11

What is an ordinary repair?

An ordinary repair is a repair considered to be within normal repair and maintenance, to ensure wind and watertight or in appropriate condition for the lease obligations

12

What is a schedule of dilapidations?

A document that notes the lease, obligations, alleged breaches, wants of repair (non-monetary)/repair works required, and possibly the estimated/actual cost to carry out the works. Usually prepared by a building surveyor, usually provided in Scott Schedule form to allow for tenant responses against specific breaches

13

What is tenantable condition?

Generally considered to be a condition that takes into account the age, character and locality of the premises and whether it is in a condition where a reasonably minded tenant would be likely to take on a lease of that premises on similar terms

14

What is the definition of a lease?

A lease is a contract where a landlord provides the tenant with the right to occupation of a premises for a period of time, in return for a payment for consideration (i.e. rent)

15

What are the common different types of lease?

- Full repairing and insuring (FRI)
- Internal repairing only (IRI

16

What is a full repairing and insuring lease?

Normally involves the transferrance of all repairing obligations onto the tenant for the period of the lease

17

What is an internal repairing only lease?

Only the repairing obligations for internal fabric of the premises is transferred to the tenant. Often is accompanied by a requirement for pay service charge for common areas

18

What are the four essential ingredients for a lease in Scotland at common law?

- Two parties - landlord and tenant
- Identification of the premises the tenant is to occupy
- Obligation of the tenant to pay rent
- There is an identifiable expiry (the ish)

19

What is required for a successful dilapidations claim?

- A lease in place
- The part relating to the alleges breach is within the premises (as defined by the lease)
- An identifiable breach of obligation which results in a want of repair that causes (or is likely to) the other party to suffer loss

20

Why might a landlord serve a schedule of dilapidations?
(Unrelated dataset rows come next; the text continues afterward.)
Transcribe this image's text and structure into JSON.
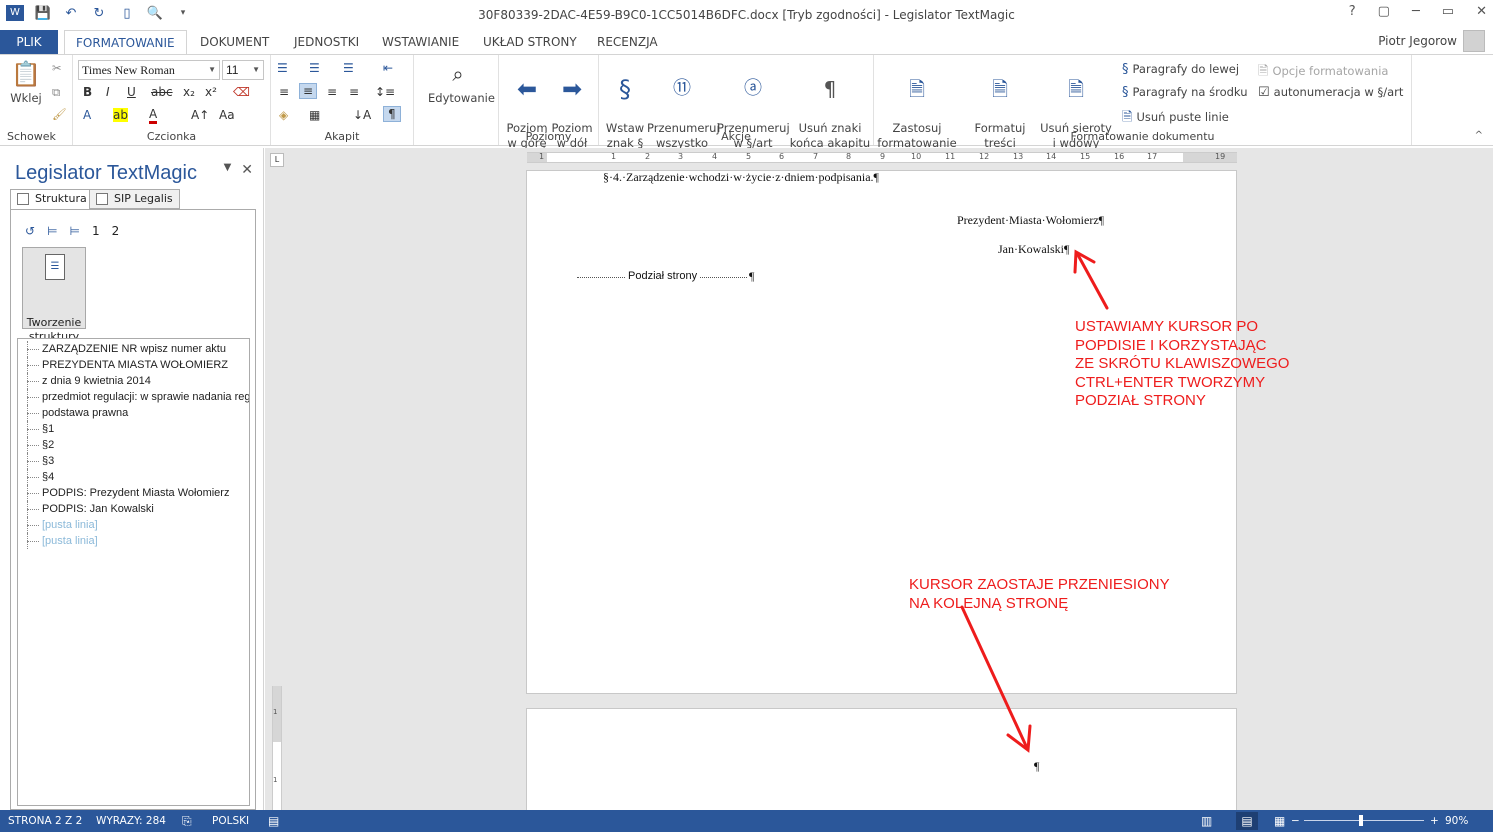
{
  "window": {
    "title": "30F80339-2DAC-4E59-B9C0-1CC5014B6DFC.docx [Tryb zgodności] - Legislator TextMagic",
    "controls": [
      "?",
      "▢",
      "─",
      "▭",
      "✕"
    ]
  },
  "tabs": {
    "file": "PLIK",
    "items": [
      "FORMATOWANIE",
      "DOKUMENT",
      "JEDNOSTKI",
      "WSTAWIANIE",
      "UKŁAD STRONY",
      "RECENZJA"
    ],
    "user": "Piotr Jegorow"
  },
  "ribbon": {
    "clipboard": {
      "label": "Schowek",
      "paste": "Wklej"
    },
    "font": {
      "label": "Czcionka",
      "name": "Times New Roman",
      "size": "11"
    },
    "paragraph": {
      "label": "Akapit"
    },
    "editing": {
      "label": "Edytowanie"
    },
    "levels": {
      "label": "Poziomy",
      "up": "Poziom\nw górę",
      "down": "Poziom\nw dół"
    },
    "actions": {
      "label": "Akcje",
      "insert": "Wstaw\nznak §",
      "renumber_all": "Przenumeruj\nwszystko",
      "renumber_art": "Przenumeruj\nw §/art",
      "remove_marks": "Usuń znaki\nkońca akapitu"
    },
    "docformat": {
      "label": "Formatowanie dokumentu",
      "apply": "Zastosuj\nformatowanie",
      "format_content": "Formatuj treści\nprzepisów",
      "remove_orphans": "Usuń sieroty\ni wdowy",
      "para_left": "Paragrafy do lewej",
      "para_center": "Paragrafy na środku",
      "remove_empty": "Usuń puste linie",
      "options": "Opcje formatowania",
      "autonum": "autonumeracja w §/art"
    }
  },
  "pane": {
    "title": "Legislator TextMagic",
    "tab_structure": "Struktura",
    "tab_sip": "SIP Legalis",
    "level1": "1",
    "level2": "2",
    "struct_button": "Tworzenie\nstruktury\nwłączone",
    "tree": [
      "ZARZĄDZENIE  NR wpisz numer aktu",
      "PREZYDENTA MIASTA WOŁOMIERZ",
      "z dnia  9 kwietnia 2014",
      "przedmiot regulacji: w sprawie nadania regulaminu",
      "podstawa prawna",
      "§1",
      "§2",
      "§3",
      "§4",
      "PODPIS: Prezydent Miasta Wołomierz",
      "PODPIS: Jan Kowalski",
      "[pusta linia]",
      "[pusta linia]"
    ]
  },
  "document": {
    "ruler_ticks": [
      "1",
      "1",
      "2",
      "3",
      "4",
      "5",
      "6",
      "7",
      "8",
      "9",
      "10",
      "11",
      "12",
      "13",
      "14",
      "15",
      "16",
      "17",
      "19"
    ],
    "vruler_ticks": [
      "1",
      "1"
    ],
    "line_par4": "§·4.·Zarządzenie·wchodzi·w·życie·z·dniem·podpisania.¶",
    "line_president": "Prezydent·Miasta·Wołomierz¶",
    "line_name": "Jan·Kowalski¶",
    "page_break_label": "Podział strony",
    "pilcrow": "¶",
    "annotation1": "USTAWIAMY KURSOR PO\nPOPDISIE I KORZYSTAJĄC\nZE SKRÓTU KLAWISZOWEGO\nCTRL+ENTER TWORZYMY\nPODZIAŁ STRONY",
    "annotation2": "KURSOR ZAOSTAJE PRZENIESIONY\nNA KOLEJNĄ STRONĘ",
    "annotation_color": "#ee1c1c"
  },
  "status": {
    "page": "STRONA 2 Z 2",
    "words": "WYRAZY: 284",
    "language": "POLSKI",
    "zoom": "90%"
  },
  "colors": {
    "accent": "#2b579a"
  }
}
- To remind a tenant of their obligations/require a repair during the currency of the lease
- To define work that is required to be carried out prior to lease expiry
- To define breaches to substantiate the wants of repair and pursue a claim for damages for works the tenant has failed to carry out

21

Once instructed to act in a dilapidations claim, what documentation would you expect to review?

- Lease - understand the premises and the obligations contained within it
- Assignations of lease
- Minutes of variation/extension of lease
- License to alter (plus plans/spec)
- Schedule of conditions (appended or referenced)
- Schedules of LL's fixtures and fittings
- Any planning notices attached to premises
- Plans - defining premises and layout at commencement

22

What clauses in the lease would you expect to take particular consideration of while acting as part of a dilapidations claim?

- Premises (definitions of extent, lease plan)
- Repair
- Decoration
- Alterations/reinstatement
- Yielding up
- Statutory obligations
- Recovery of fees

23

What remedies are available to a landlord?

- Decree of specific implement (during lease only)
- Instigate repair works (only if lease allows, balance of peaceful possession to be considered)
- Terminate lease (by invoking an irritancy clause, legal advice required)
- Claim for damages (lease expiry, should be a measure of loss suffered)

24

Grove Investments v Cape Building - lessons learned?

Payments clauses - if based on VALUE, then measures of loss other than may be considered, included Diminution in Value

25

@SIPP Pensionvs v Insight Travel - lessons learned?

Payment clauses - depending on lease drafting, a payment clause may hold up even if the Landlord has no intention to carry out the works